Magnus Jonsson is combining two quite disparate research fronts: nanooptics and organic electronics. He has been chosen as a Wallenberg Academy Fellow, which gives him the resources and time to chisel out a new research field.
Associate Professor in Organic Electronics
Wallenberg Academy Fellow 2019
Breaking new ground by combining nanooptics with organic electronics
Optical antennas are nanoscopic structures that make control of light at the nanoscale possible. This makes them useful for many applications: from sensors and energy applications to ultra-thin lenses and new materials possessing exotic optical properties.
Jonsson wants to take the nanoantenna concept a step further by fabricating them from electrically conducting polymers.
“We are the first in the world to produce this type of dynamic nanooptics based on conducting polymers, and the goal is to lay the foundation for new devices that we can control even once they have been made,” Jonsson says.
Attracted to a new field
When Jonsson left his postdoc position at Delft University of Technology to set up his own research team, he was drawn to Linköping University and its world-leading research in organic electronics.
“Organic electronics was a new field for me, and I was intrigued. And my field – nanooptics – was new to the researchers here. So I felt I could contribute something really new by combining our fields,” Jonsson explains.
Optical nanoantennas have mainly been made using metals, in most cases gold and silver. But this produces devices with a static function. The properties of the conducting polymers, on the other hand, can be controlled in various ways, which offers new potential. Jonsson’s research group is working on the hypothesis that this dynamic control ought to result in a number of applications. Examples include smart windowpanes that adapt to weather conditions and climate to regulate the amount of energy they let through. Other potential applications are components for future nanooptical computers that use light to make calculations. This will require new ways of controlling the light so the computer does not merely repeat the same calculation over and over again.
But Jonsson stresses that the path to several of these new applications is a long one, involving important fundamental questions about how light interacts with nanostructures made from these organic materials.
“Small changes in processing conditions can impact the polymers’ properties. In that sense they kind of live their own lives, compared with classical metals. This creates many opportunities, but also makes it difficult to predict what the results will be.”
Milestone already reached
When optical nanoantennas are made using traditional metals, free electrons in the structure make it possible to control the light.
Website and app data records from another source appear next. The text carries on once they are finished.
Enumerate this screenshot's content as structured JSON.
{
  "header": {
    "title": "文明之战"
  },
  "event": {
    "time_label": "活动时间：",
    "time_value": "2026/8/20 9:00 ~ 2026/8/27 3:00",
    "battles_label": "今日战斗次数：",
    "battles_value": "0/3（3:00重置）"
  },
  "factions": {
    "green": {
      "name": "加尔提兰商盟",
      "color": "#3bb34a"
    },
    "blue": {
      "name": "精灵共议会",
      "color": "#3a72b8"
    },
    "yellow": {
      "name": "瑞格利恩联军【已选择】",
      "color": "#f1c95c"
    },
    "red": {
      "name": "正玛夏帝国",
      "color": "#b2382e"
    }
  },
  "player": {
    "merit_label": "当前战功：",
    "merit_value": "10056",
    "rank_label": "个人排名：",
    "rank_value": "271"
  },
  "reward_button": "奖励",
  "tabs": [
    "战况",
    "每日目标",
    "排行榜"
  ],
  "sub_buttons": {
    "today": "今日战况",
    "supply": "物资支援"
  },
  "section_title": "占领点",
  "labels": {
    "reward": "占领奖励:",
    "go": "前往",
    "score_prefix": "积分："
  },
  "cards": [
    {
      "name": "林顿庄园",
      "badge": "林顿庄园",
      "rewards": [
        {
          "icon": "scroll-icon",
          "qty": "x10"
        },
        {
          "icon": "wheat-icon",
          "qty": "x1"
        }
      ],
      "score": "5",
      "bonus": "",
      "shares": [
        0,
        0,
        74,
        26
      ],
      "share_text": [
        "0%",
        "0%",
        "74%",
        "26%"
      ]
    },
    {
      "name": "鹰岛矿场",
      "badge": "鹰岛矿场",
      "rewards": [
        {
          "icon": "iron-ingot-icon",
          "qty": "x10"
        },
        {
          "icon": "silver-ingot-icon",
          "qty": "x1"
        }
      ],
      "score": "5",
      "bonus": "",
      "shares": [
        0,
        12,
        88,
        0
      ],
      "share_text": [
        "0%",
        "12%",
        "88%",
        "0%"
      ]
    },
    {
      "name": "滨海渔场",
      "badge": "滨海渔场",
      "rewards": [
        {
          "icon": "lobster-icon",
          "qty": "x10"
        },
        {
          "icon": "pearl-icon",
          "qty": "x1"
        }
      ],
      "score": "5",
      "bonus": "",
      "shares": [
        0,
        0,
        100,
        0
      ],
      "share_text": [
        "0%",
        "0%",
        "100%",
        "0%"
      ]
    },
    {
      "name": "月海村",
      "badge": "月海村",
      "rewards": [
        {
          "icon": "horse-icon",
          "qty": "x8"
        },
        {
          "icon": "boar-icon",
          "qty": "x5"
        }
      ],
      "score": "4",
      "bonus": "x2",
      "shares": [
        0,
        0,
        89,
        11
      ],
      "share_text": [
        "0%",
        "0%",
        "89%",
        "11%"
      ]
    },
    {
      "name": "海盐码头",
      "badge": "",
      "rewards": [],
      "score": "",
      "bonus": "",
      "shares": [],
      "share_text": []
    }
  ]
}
Light shining on a nanoparticle makes the electrons in the metal move in unison in what resembles a small cloud. This collective oscillation, which is called a plasmon, creates a strong optical field around the particle that can be exploited in various applications. When polymers are used, things get even more interesting, since conduction in these materials works differently and can be based on positive charges.
“We don’t yet know in detail how the special way that polymers conduct electricity will impact the properties of the antennas, for instance their ability to capture light and create nanoscopic optical fields. The fact there is so much we still don’t understand is what drives me,” Jonsson says.
Jonsson’s research team recently published its first article on organic nanoantennas, in which they were able to show how their theories and optical simulations tallied with their experiments.
“It was a real milestone when we succeeded in building the first nanostructures, showing they actually work as light antennas. We were also able to switch the antennas on and off by chemical means. Now we need to show we can also control them by electrical potentials, which is essential for many intended applications.”
Over the five years of Wallenberg Academy Fellow funding he hopes to establish dynamic organic nanooptics as a research field, and contribute to more breakthroughs.
“Our work doesn’t end with merely improving existing technology. We really want to break new ground. This requires long-term curiosity-driven research of the kind made possible by funding from Knut and Alice Wallenberg Foundation.”
Although the goal is to manufacture new types of nanostructures with exotic properties in the lab, there is much inspiration to be derived from nature. Various nanostructures in the natural world have long yielded evolutionary benefits. During his honeymoon in Tanzania Jonsson was particularly fascinated by the shimmering plumage of some of the birds there.
“The researcher in me was taken with the idea of studying their feathers to learn more about the amazing colors, which are probably not based on pigment alone, but also on various nanostructures.”
Passing on the word
As a Wallenberg Academy Fellow, he is also looking forward to the mentoring scheme that is part of the program. He is a former chair of the Young Academy of Sweden, which offered the opportunity to influence research policy, and to contribute to interdisciplinary discussions and outreach. He considers it vital to ensure the public understands the importance of research. As an undergraduate and a PhD student at Lund University he toured with a physics and laser show for school kids and the public.
“It was really enjoyable because it was all about creating understanding at a completely different level. Describing the fairly complex work we do in simpler terms also gives me a better understanding.” Jonsson says.
Text Magnus Trogen Pahlén
Translation Maxwell Arding
Photo Thor Balkhed